The brand is often accused of objectifying women and has been struggling to appeal to a younger generation of lingerie shoppers who increasingly prefer simpler, less sexualized designs.
Victoria’s Secret has also received negative publicity surrounding its owner’s links to Jeffrey Epstein, who killed himself in prison this year while awaiting trial on charges he trafficked underage girls for sex.
The fashion show, in which models parade around with angels’ wings on their backs, first aired in 1995. It was broadcast around the world, with the venue changing from year to year.
American viewers have declined by almost a third since 2014, from nine million then to 3.3 million in December last year.
The decision to scrap it was confirmed by Stuart Burgdoerfer, finance director of parent company L Brands, during a conference call with analysts about the brand’s latest quarterly results.
Victoria’s Secret once defined glamour, attracting the most sought-after supermodels like Gisele Bündchen and Naomi Campbell.
But Burgdoerfer added that the brand, which was the jewel in L Brands’ crown for many years, had not been able to achieve a new lease on life despite recent leadership changes.
Its sales have been slipping in the past two years, weighing on the bottom line of L Brands which reported a net loss of $252 million (S$343 million) in the third quarter, against a $43 million loss a year earlier.
Victoria’s Secret sales were just over $1 billion in the third quarter of 2019, down seven per cent from the same period in 2018. More than 30 of its stores have closed since February.
The brand seems to be paying the price, in part, for some marketing blunders.
The cast in the show’s 2018 edition was more cosmopolitan than usual, following criticism that the brand had little regard for diversity in its choice of models.
But days after last year’s event, marketing director Ed Razek ruled out using transgender or plus-size models in future shows.
His ill-judged comments came as demands for greater diversity on catwalks increases. They sparked an outcry on social media and he later apologised.
More serious perhaps is that the brand has regularly been mentioned in articles about disgraced hedge fund manager Epstein, who was accused of multiple sexual assaults on young women, many of them teenagers.
Epstein, who was arrested in July, had been close to L Brands founder Leslie Wexner. Wexner was thought to be Epstein’s biggest financial backer for a while after hiring him as a financial advisor in the 1980s.
Wexner said he severed ties with Epstein after the latter’s conviction for sex crimes with underage girls in 2008.
Moreover, countless women who accused Epstein of sexual assault said they were recruited to work for him on the false promise that he would get them jobs as Victoria’s Secret models.

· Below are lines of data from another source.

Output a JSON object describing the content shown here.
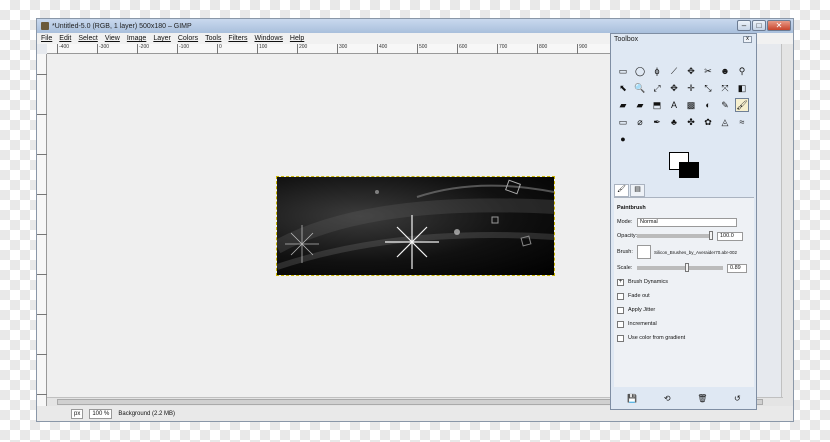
{
  "window": {
    "title": "*Untitled-5.0 (RGB, 1 layer) 500x180 – GIMP",
    "min_label": "–",
    "max_label": "□",
    "close_label": "✕"
  },
  "menu": [
    "File",
    "Edit",
    "Select",
    "View",
    "Image",
    "Layer",
    "Colors",
    "Tools",
    "Filters",
    "Windows",
    "Help"
  ],
  "hruler": [
    "-400",
    "-300",
    "-200",
    "-100",
    "0",
    "100",
    "200",
    "300",
    "400",
    "500",
    "600",
    "700",
    "800",
    "900"
  ],
  "status": {
    "unit": "px",
    "zoom": "100 %",
    "layer_info": "Background (2.2 MB)"
  },
  "toolbox": {
    "title": "Toolbox",
    "close_label": "x",
    "tools": [
      "▭",
      "◯",
      "ϕ",
      "⟋",
      "✥",
      "✂",
      "☻",
      "⚲",
      "⬉",
      "🔍",
      "⤢",
      "✥",
      "✛",
      "⤡",
      "⤧",
      "◧",
      "▰",
      "▰",
      "⬒",
      "A",
      "▩",
      "◐",
      "✎",
      "🖌",
      "▭",
      "⌀",
      "✒",
      "♣",
      "✤",
      "✿",
      "◬",
      "≈",
      "●"
    ],
    "selected_tool_index": 23,
    "tool_options_title": "Paintbrush",
    "mode_label": "Mode:",
    "mode_value": "Normal",
    "opacity_label": "Opacity:",
    "opacity_value": "100.0",
    "brush_label": "Brush:",
    "brush_value": "Silicon_Brushes_by_Averaider70.abr-002",
    "scale_label": "Scale:",
    "scale_value": "0.89",
    "dynamics_label": "Brush Dynamics",
    "checkboxes": [
      "Fade out",
      "Apply Jitter",
      "Incremental",
      "Use color from gradient"
    ]
  }
}
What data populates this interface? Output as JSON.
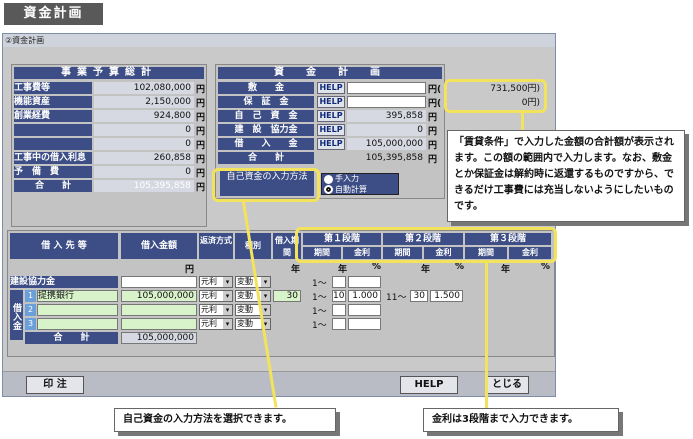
{
  "tag": "資金計画",
  "window_title": "②資金計画",
  "budget": {
    "header": "事業予算総計",
    "rows": [
      {
        "label": "工事費等",
        "value": "102,080,000",
        "unit": "円"
      },
      {
        "label": "機能資産",
        "value": "2,150,000",
        "unit": "円"
      },
      {
        "label": "創業経費",
        "value": "924,800",
        "unit": "円"
      },
      {
        "label": "",
        "value": "0",
        "unit": "円"
      },
      {
        "label": "",
        "value": "0",
        "unit": "円"
      },
      {
        "label": "工事中の借入利息",
        "value": "260,858",
        "unit": "円"
      },
      {
        "label": "予　備　費",
        "value": "0",
        "unit": "円"
      }
    ],
    "total_label": "合　　計",
    "total_value": "105,395,858",
    "total_unit": "円"
  },
  "funds": {
    "header": "資　金　計　画",
    "help": "HELP",
    "rows": [
      {
        "label": "敷　　金",
        "value": "",
        "unit": "円(",
        "right": "731,500円)"
      },
      {
        "label": "保　証　金",
        "value": "",
        "unit": "円(",
        "right": "0円)"
      },
      {
        "label": "自　己　資　金",
        "value": "395,858",
        "unit": "円"
      },
      {
        "label": "建　設　協力金",
        "value": "0",
        "unit": "円"
      },
      {
        "label": "借　　入　　金",
        "value": "105,000,000",
        "unit": "円"
      }
    ],
    "total_label": "合　　計",
    "total_value": "105,395,858",
    "total_unit": "円",
    "self_method_label": "自己資金の入力方法",
    "opt_manual": "手入力",
    "opt_auto": "自動計算"
  },
  "callout_top": "「賃貸条件」で入力した金額の合計額が表示されます。この額の範囲内で入力します。なお、敷金とか保証金は解約時に返還するものですから、できるだけ工事費には充当しないようにしたいものです。",
  "callout_bl": "自己資金の入力方法を選択できます。",
  "callout_br": "金利は3段階まで入力できます。",
  "loans": {
    "headers": {
      "lender": "借 入 先 等",
      "amount": "借入金額",
      "method": "返済方式",
      "type": "種別",
      "period": "借入期間",
      "s1": "第１段階",
      "s2": "第２段階",
      "s3": "第３段階",
      "kikan": "期間",
      "kinri": "金利"
    },
    "unit_en": "円",
    "unit_nen": "年",
    "unit_pct": "%",
    "kyoryoku_label": "建設協力金",
    "side_label": "借入金",
    "rows": [
      {
        "num": "1",
        "name": "提携銀行",
        "amount": "105,000,000",
        "method": "元利",
        "type": "変動",
        "period": "30",
        "p1from": "1〜",
        "p1to": "10",
        "r1": "1.000",
        "p2from": "11〜",
        "p2to": "30",
        "r2": "1.500"
      },
      {
        "num": "2",
        "name": "",
        "amount": "",
        "method": "元利",
        "type": "変動",
        "period": "",
        "p1from": "1〜",
        "p1to": "",
        "r1": "",
        "p2from": "",
        "p2to": "",
        "r2": ""
      },
      {
        "num": "3",
        "name": "",
        "amount": "",
        "method": "元利",
        "type": "変動",
        "period": "",
        "p1from": "1〜",
        "p1to": "",
        "r1": "",
        "p2from": "",
        "p2to": "",
        "r2": ""
      }
    ],
    "kyoryoku_row": {
      "method": "元利",
      "type": "変動",
      "p1from": "1〜"
    },
    "total_label": "合　　計",
    "total_value": "105,000,000"
  },
  "buttons": {
    "print": "印 注",
    "help": "HELP",
    "close": "とじる"
  },
  "colors": {
    "label_bg": "#3d4e86",
    "highlight": "#f3e35c",
    "window_bg": "#c9c9c9"
  }
}
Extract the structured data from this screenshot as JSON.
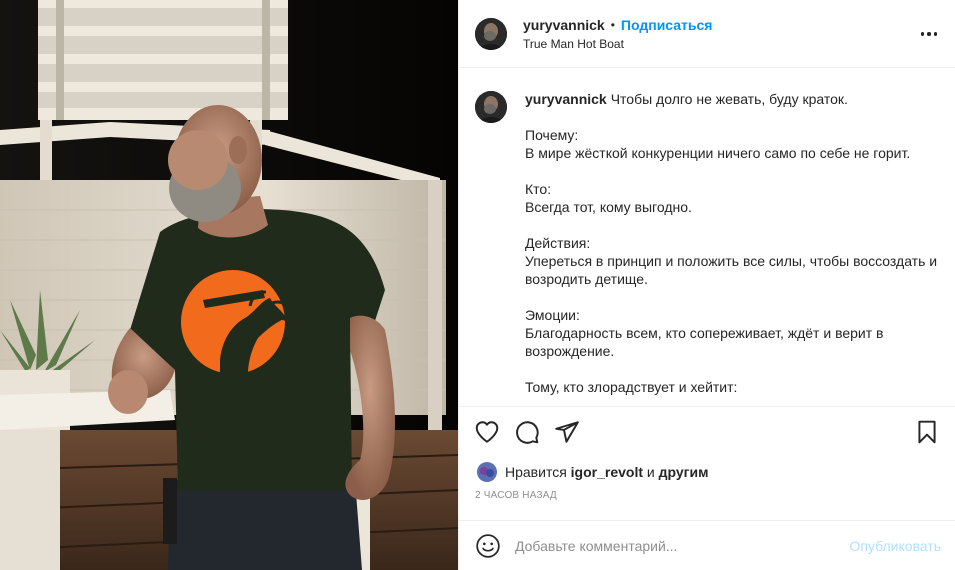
{
  "header": {
    "username": "yuryvannick",
    "separator": "•",
    "follow_label": "Подписаться",
    "location": "True Man Hot Boat"
  },
  "caption": {
    "username": "yuryvannick",
    "lines": [
      "Чтобы долго не жевать, буду краток.",
      "",
      "Почему:",
      "В мире жёсткой конкуренции ничего само по себе не горит.",
      "",
      "Кто:",
      "Всегда тот, кому выгодно.",
      "",
      "Действия:",
      "Упереться в принцип и положить все силы, чтобы воссоздать и возродить детище.",
      "",
      "Эмоции:",
      "Благодарность всем, кто сопереживает, ждёт и верит в возрождение.",
      "",
      "Тому, кто злорадствует и хейтит:"
    ]
  },
  "actions": {
    "like_icon": "heart-icon",
    "comment_icon": "comment-icon",
    "share_icon": "paper-plane-icon",
    "save_icon": "bookmark-icon"
  },
  "likes": {
    "prefix": "Нравится",
    "user": "igor_revolt",
    "connector": "и",
    "others": "другим"
  },
  "timestamp": "2 часов назад",
  "add_comment": {
    "placeholder": "Добавьте комментарий...",
    "publish_label": "Опубликовать"
  },
  "colors": {
    "accent": "#0095f6",
    "publish_disabled": "#b2dffc",
    "shirt_print": "#f26a1b",
    "shirt": "#1f2a1a"
  }
}
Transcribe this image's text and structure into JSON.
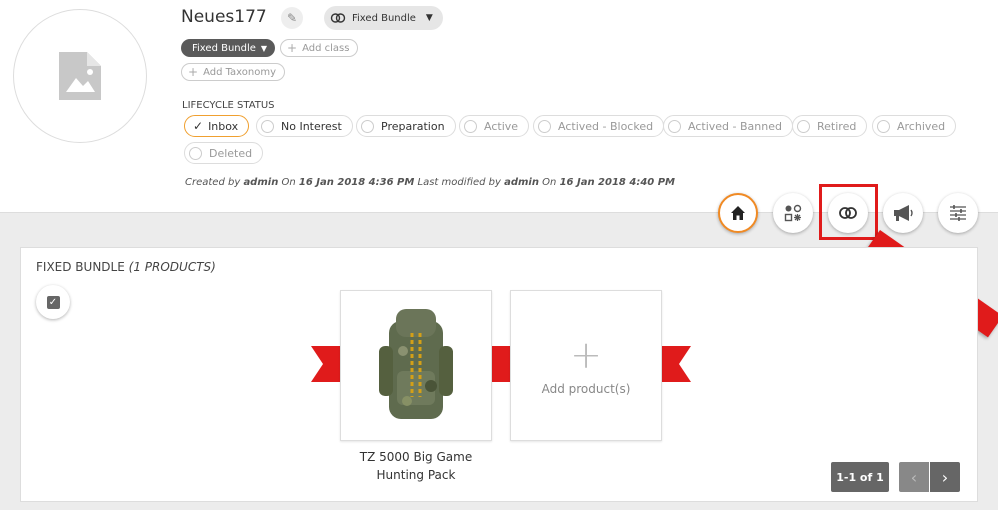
{
  "header": {
    "title": "Neues177",
    "type_selector": "Fixed Bundle",
    "class_tag": "Fixed Bundle",
    "add_class": "Add class",
    "add_taxonomy": "Add Taxonomy"
  },
  "lifecycle": {
    "label": "LIFECYCLE STATUS",
    "statuses": [
      {
        "label": "Inbox",
        "selected": true
      },
      {
        "label": "No Interest"
      },
      {
        "label": "Preparation"
      },
      {
        "label": "Active"
      },
      {
        "label": "Actived - Blocked"
      },
      {
        "label": "Actived - Banned"
      },
      {
        "label": "Retired"
      },
      {
        "label": "Archived"
      },
      {
        "label": "Deleted"
      }
    ]
  },
  "meta": {
    "created_prefix": "Created by",
    "created_by": "admin",
    "on1": "On",
    "created_on": "16 Jan 2018 4:36 PM",
    "modified_prefix": "Last modified by",
    "modified_by": "admin",
    "on2": "On",
    "modified_on": "16 Jan 2018 4:40 PM"
  },
  "nav_icons": [
    "home-icon",
    "attributes-icon",
    "bundle-rings-icon",
    "megaphone-icon",
    "filter-list-icon"
  ],
  "panel": {
    "title": "FIXED BUNDLE",
    "count": "(1 PRODUCTS)",
    "product_name": "TZ 5000 Big Game Hunting Pack",
    "add_label": "Add product(s)",
    "pager": "1-1 of 1"
  },
  "colors": {
    "accent_orange": "#f08a24",
    "ribbon_red": "#e01b1b",
    "highlight_red": "#e01b1b"
  }
}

Models’ rights group the Model Alliance hailed the show’s cancellation, noting that 100 models had signed a letter calling on Victoria’s Secret to join its “Respect” programme aimed at preventing sexual assault and fostering fair working conditions.
With Victoria’s Secret on the slide, Rihanna is the new star of the lingerie market with her “Savage X Fenty”.
The brand is big on diversity and seeks to project an image of women as the masters of their own bodies and desires.
Supermodels Gigi and Bella Hadid and Cara Delevingne paraded its lingerie at New York Fashion Week in September, signaling how popular the brand has become.
“It was the first time on the runway that I felt really sexy,” supermodel Bella Hadid told Elle magazine.